The Gurfeins’ variance request for six off-site parking spaces stems from an expansion the couple made to their business in 2000. At the time, a village moratorium was in place and the Gurfeins converted a portion of a second floor residential space into an accessory, commercial use of the ground floor beauty parlor business they had been operating.

However, the ZBA maintains this expansion was made without the required building permits and the Gurfeins’ certificate of occupancy doesn’t allow commercial use of the second floor space. In order to continue operating their business on the second floor, the Gurfeins require six additional parking spaces. Since on-site space at the Bay Street location is at a premium, the Gurfeins needed a variance for off-site parking.

The ZBA, however, voted against the Gurfeins’ request. The ZBA said there is already a parking shortage in the village business district and added that giving the Gurfeins a variance for six-off site spaces would worsen the situation and create an undesirable change to the neighborhood. The board added that by expanding the business without providing the necessary parking, the Gufeins significantly affected the village parking problems, since the ZBA claims the enlargement increased the business floor area by more than 100 percent. Finally, the board concluded the Gurfeins created the hardship themselves because they consciously bypassed the village approval process for their commercial expansion.

However, the Gurfeins’ lawyer, Robert Marcincuk, stated in lawsuit documents, the ZBA’s decision was “retaliatory and designed to punish the Petitioners for their business expansion/renovations without first obtaining a building permit or other necessary Village approvals.”

During an interview, Marcinuk said “We are saying [perhaps] we created the situation by expanding, but the self-created hardship alone isn’t determinative as to whether or not the zoning board of appeals should have denied granting the variance.”

Marcinuk claims the board was presented with several letters from owners of neighboring businesses, who said the Style Bar didn’t have an adverse impact on the neighborhood. He added that the expanded business has been in operation since 2000. Marcinuk said there isn’t a feasible alternative for the Gurfeins since it is impossible to create on-site parking for the business.
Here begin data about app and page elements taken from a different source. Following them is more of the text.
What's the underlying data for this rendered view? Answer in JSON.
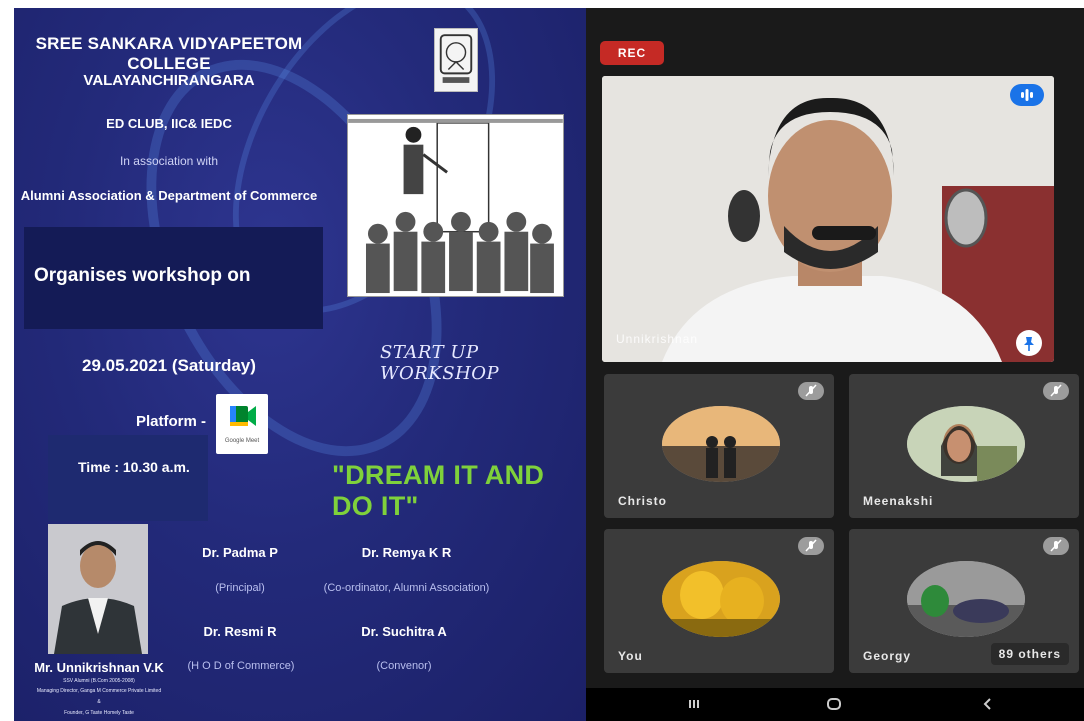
{
  "poster": {
    "college": "SREE SANKARA VIDYAPEETOM COLLEGE",
    "place": "VALAYANCHIRANGARA",
    "clubs": "ED CLUB, IIC& IEDC",
    "association_intro": "In association with",
    "association": "Alumni Association & Department of Commerce",
    "organises": "Organises workshop on",
    "date": "29.05.2021  (Saturday)",
    "workshop_title": "START UP WORKSHOP",
    "platform_label": "Platform -",
    "platform_logo_text": "Google Meet",
    "time": "Time : 10.30 a.m.",
    "slogan": "\"DREAM IT AND DO IT\"",
    "speaker": {
      "name": "Mr. Unnikrishnan V.K",
      "line1": "SSV Alumni (B.Com 2005-2008)",
      "line2": "Managing Director, Ganga M Commerce Private Limited",
      "line3": "&",
      "line4": "Founder, G Taste Homely Taste"
    },
    "people": [
      {
        "name": "Dr. Padma P",
        "role": "(Principal)"
      },
      {
        "name": "Dr. Remya K R",
        "role": "(Co-ordinator, Alumni Association)"
      },
      {
        "name": "Dr. Resmi R",
        "role": "(H O D of Commerce)"
      },
      {
        "name": "Dr. Suchitra A",
        "role": "(Convenor)"
      }
    ]
  },
  "meet": {
    "rec_label": "REC",
    "presenter": "Unnikrishnan",
    "participants": [
      {
        "name": "Christo"
      },
      {
        "name": "Meenakshi"
      },
      {
        "name": "You"
      },
      {
        "name": "Georgy"
      }
    ],
    "others_label": "89 others",
    "icons": {
      "speaking": "audio-wave-icon",
      "pin": "pin-icon",
      "muted": "mic-off-icon",
      "nav_recents": "recent-apps-icon",
      "nav_home": "home-icon",
      "nav_back": "back-icon"
    }
  },
  "colors": {
    "poster_bg": "#232a7a",
    "slogan": "#7fd13b",
    "rec": "#c52a25",
    "speak_indicator": "#1a73e8"
  }
}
Marcinuk went on to state that a similar parking variance was granted to Bay Partners, LLC, for the Tutto Il Giorno Restaurant on Bay Street in February 2008. The restaurant sought to create outdoor seating during the summer, which required additional parking. The ZBA, however, found outdoor seating had been operated from the site since 1975, and thus wouldn’t be a substantial change to the neighborhood. Bay Partners was subsequently granted the variance.

In December, members of the ZBA said the Tutto Il Giorno approval wasn’t equivalent to the Style Bar application due to the different circumstances of both businesses.

Of the lawsuit, chairman of the ZBA Michael Bromberg said, “I think our board is right and [the Gurfeins] are wrong.”


Above: A view of the Style Bar.